__Prompt__.
Print the listing exactly as it stands. Skip every picture.

________

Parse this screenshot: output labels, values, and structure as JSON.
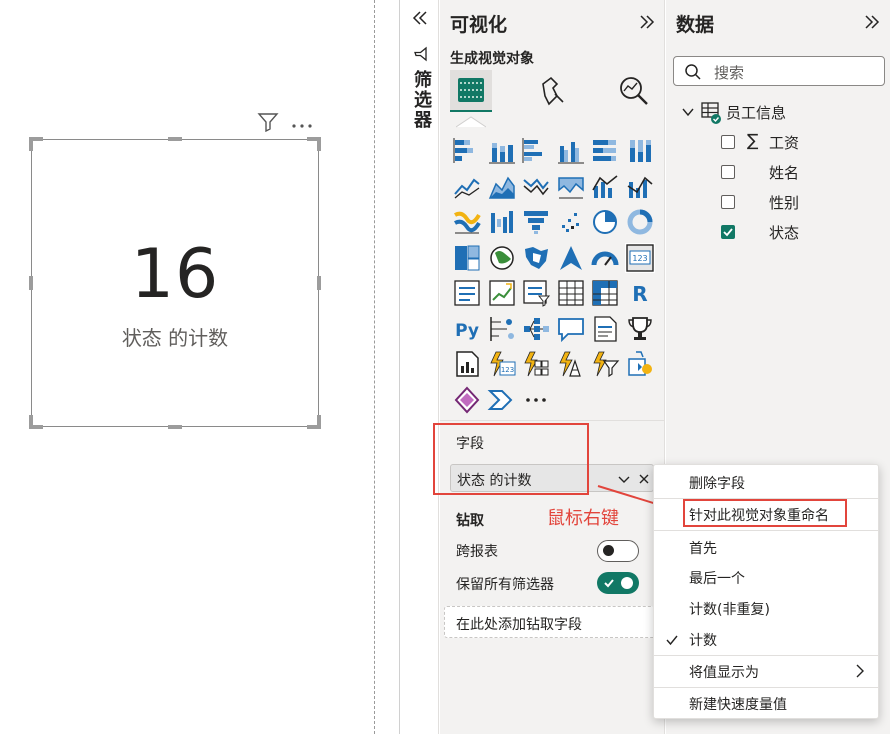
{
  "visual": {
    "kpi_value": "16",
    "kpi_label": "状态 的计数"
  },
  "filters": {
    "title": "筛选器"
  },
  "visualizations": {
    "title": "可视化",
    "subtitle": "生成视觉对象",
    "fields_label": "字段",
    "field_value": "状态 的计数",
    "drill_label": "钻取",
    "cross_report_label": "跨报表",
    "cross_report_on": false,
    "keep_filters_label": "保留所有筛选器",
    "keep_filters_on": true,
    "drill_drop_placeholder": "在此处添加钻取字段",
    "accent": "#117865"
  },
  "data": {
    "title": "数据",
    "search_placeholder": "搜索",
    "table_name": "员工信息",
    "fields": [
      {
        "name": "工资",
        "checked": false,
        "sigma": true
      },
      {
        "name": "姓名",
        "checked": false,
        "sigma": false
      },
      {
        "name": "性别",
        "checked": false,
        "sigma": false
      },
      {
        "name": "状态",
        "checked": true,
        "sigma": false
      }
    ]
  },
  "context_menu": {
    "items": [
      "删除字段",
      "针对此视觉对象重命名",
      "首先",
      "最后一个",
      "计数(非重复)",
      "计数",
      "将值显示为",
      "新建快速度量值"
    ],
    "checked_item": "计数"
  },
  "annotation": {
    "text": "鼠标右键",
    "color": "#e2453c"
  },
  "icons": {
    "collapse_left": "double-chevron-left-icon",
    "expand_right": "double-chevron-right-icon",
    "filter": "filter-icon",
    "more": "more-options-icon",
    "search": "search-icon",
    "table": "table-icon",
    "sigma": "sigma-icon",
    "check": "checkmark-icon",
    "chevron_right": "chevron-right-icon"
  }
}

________

__Solution to the exercise__.
Parse this screenshot: output labels, values, and structure as JSON.
{
  "visual": {
    "kpi_value": "16",
    "kpi_label": "状态 的计数"
  },
  "filters": {
    "title": "筛选器"
  },
  "visualizations": {
    "title": "可视化",
    "subtitle": "生成视觉对象",
    "fields_label": "字段",
    "field_value": "状态 的计数",
    "drill_label": "钻取",
    "cross_report_label": "跨报表",
    "cross_report_on": false,
    "keep_filters_label": "保留所有筛选器",
    "keep_filters_on": true,
    "drill_drop_placeholder": "在此处添加钻取字段",
    "accent": "#117865"
  },
  "data": {
    "title": "数据",
    "search_placeholder": "搜索",
    "table_name": "员工信息",
    "fields": [
      {
        "name": "工资",
        "checked": false,
        "sigma": true
      },
      {
        "name": "姓名",
        "checked": false,
        "sigma": false
      },
      {
        "name": "性别",
        "checked": false,
        "sigma": false
      },
      {
        "name": "状态",
        "checked": true,
        "sigma": false
      }
    ]
  },
  "context_menu": {
    "items": [
      "删除字段",
      "针对此视觉对象重命名",
      "首先",
      "最后一个",
      "计数(非重复)",
      "计数",
      "将值显示为",
      "新建快速度量值"
    ],
    "checked_item": "计数"
  },
  "annotation": {
    "text": "鼠标右键",
    "color": "#e2453c"
  },
  "icons": {
    "collapse_left": "double-chevron-left-icon",
    "expand_right": "double-chevron-right-icon",
    "filter": "filter-icon",
    "more": "more-options-icon",
    "search": "search-icon",
    "table": "table-icon",
    "sigma": "sigma-icon",
    "check": "checkmark-icon",
    "chevron_right": "chevron-right-icon"
  }
}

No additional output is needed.